  6. #6
    AO Ancient: Team Leader
    Join Date
    Oct 2002
    Posts
    5,197
    A worm should not be able to get to your trusted network if at all possible. There should be as few services as possible, preferably none, that are served to the public network from the trusted. AV protection should be automatically and centrally updated for all clients, or better yet all executable files should be stripped from SMTP incoming traffic by the firewall if it is capable, assuming you host email yourself. Furthermore, closing as many services on client computers as is possible also slows or prevents many worms from moving even after a successful compromise on a vulnerable box.
    Don\'t SYN us.... We\'ll SYN you.....
    \"A nation that draws too broad a difference between its scholars and its warriors will have its thinking done by cowards, and its fighting done by fools.\" - Thucydides

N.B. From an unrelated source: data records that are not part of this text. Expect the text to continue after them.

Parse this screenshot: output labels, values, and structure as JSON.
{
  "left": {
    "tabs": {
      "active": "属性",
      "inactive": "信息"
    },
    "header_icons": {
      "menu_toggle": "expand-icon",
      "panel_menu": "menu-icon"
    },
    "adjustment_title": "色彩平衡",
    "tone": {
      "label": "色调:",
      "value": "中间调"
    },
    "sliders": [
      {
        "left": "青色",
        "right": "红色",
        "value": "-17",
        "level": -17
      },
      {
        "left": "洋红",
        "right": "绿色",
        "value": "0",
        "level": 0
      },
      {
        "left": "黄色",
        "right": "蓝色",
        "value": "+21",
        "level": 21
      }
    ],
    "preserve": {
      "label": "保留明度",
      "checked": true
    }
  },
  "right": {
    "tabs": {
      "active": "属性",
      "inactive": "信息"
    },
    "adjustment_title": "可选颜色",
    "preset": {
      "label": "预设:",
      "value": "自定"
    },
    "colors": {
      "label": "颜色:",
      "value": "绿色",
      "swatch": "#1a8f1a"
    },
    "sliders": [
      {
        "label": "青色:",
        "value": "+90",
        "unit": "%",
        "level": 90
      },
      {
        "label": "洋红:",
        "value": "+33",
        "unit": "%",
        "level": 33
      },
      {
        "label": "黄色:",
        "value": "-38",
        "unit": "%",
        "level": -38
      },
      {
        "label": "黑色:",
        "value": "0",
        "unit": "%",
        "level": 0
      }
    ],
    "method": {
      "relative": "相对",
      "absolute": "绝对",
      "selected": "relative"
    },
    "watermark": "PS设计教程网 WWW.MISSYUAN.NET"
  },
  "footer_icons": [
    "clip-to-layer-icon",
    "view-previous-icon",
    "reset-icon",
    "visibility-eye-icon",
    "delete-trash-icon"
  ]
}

  7. #7
    Senior Member
    Join Date
    Apr 2004
    Posts
    1,130
    I still didnt get it, Jaz. Im with you, according to your info. VLAN Just wont work.
    If they suggest to implement VLANs AND create some "zones" into your network, protecting each by firewalls, it can work.
    For example, I did an implementation that server farm (Intranet) is behind some firewalls, protecting them from inside attackers.
    But I cant see this kind of implementation on a small company like yours. Im not sure what kind of business are being conduced there (finance?)
    maybe it better to invest on perimeter defense and internal defense, such good firewalls, antivirus, anti-trojan and related stuff.
    A Vlan to prevent worm flood doesnt appear to be a right choice.
    Meu sítio

    FORMAT C: Yes ...Yes??? ...Nooooo!!! ^C ^C ^C ^C ^C
    If I die before I sleep, I pray the Lord my soul to encrypt.
    If I die before I wake, I pray the Lord my soul to brake.

  8. #8
    Senior Member
    Join Date
    Jan 2003
    Posts
    274
    I'm the head of the WAN and data infrastructure for a mid sized enterprise network. I have about thirty sites ranging from half a dozen users (at one site) to a several thousand (four sites).

    I use VLAN's everywhere.

    VLAN's, properly designed and administered, are one the best tools you have for having granular control of what is happening on your network. Control broadcast/multi-cast traffic, segment different departments, etc. In fact, In almost every site, I have both L3 and L2 VLAN's in place for exactly the reasons mentioned in the last sentance. I also use tagged VLAN's on wireless WAN for point-to-multipoint connectivity and as much as I fought against the introduction of 802.11 equipment being brought into my network, I've now got roaming VLAN's established for the wireless user.

    Truthfully, I'd hate to go back to not having them.

  9. #9
    Junior Member
    Join Date
    May 2004
    Posts
    10
    Well, we don't have much info here except for our own employee stuff - most everything else is public domain. I asked them if they did a scan from outside and was told that they weren't concerned about the outside at this point. That raised a red flag, which I tried to point out to the manager. She didn't think it was a problem.

  10. #10
    AO Ancient: Team Leader
    Join Date
    Oct 2002
    Posts
    5,197
    was told that they weren't concerned about the outside at this point
    This raised a "red flag"....... I can see a whole friggin' field full of red flags, big ones waving in a stiff breeze......

    They want to secure you internally from the ravages of a worm that they aren't even going to bother to see if they can stop from entering from the outside..... How friggin' stupid is that unless you are milking a sap of a client for all you can...... Unless there is other information that we are not privy to then I would say "bend over"..... You're about to be raped......
    Don\'t SYN us.... We\'ll SYN you.....
    \"A nation that draws too broad a difference between its scholars and its warriors will have its thinking done by cowards, and its fighting done by fools.\" - Thucydides

Posting Permissions

  • You may not post new threads
  • You may not post replies
  • You may not post attachments
  • You may not edit your posts
  •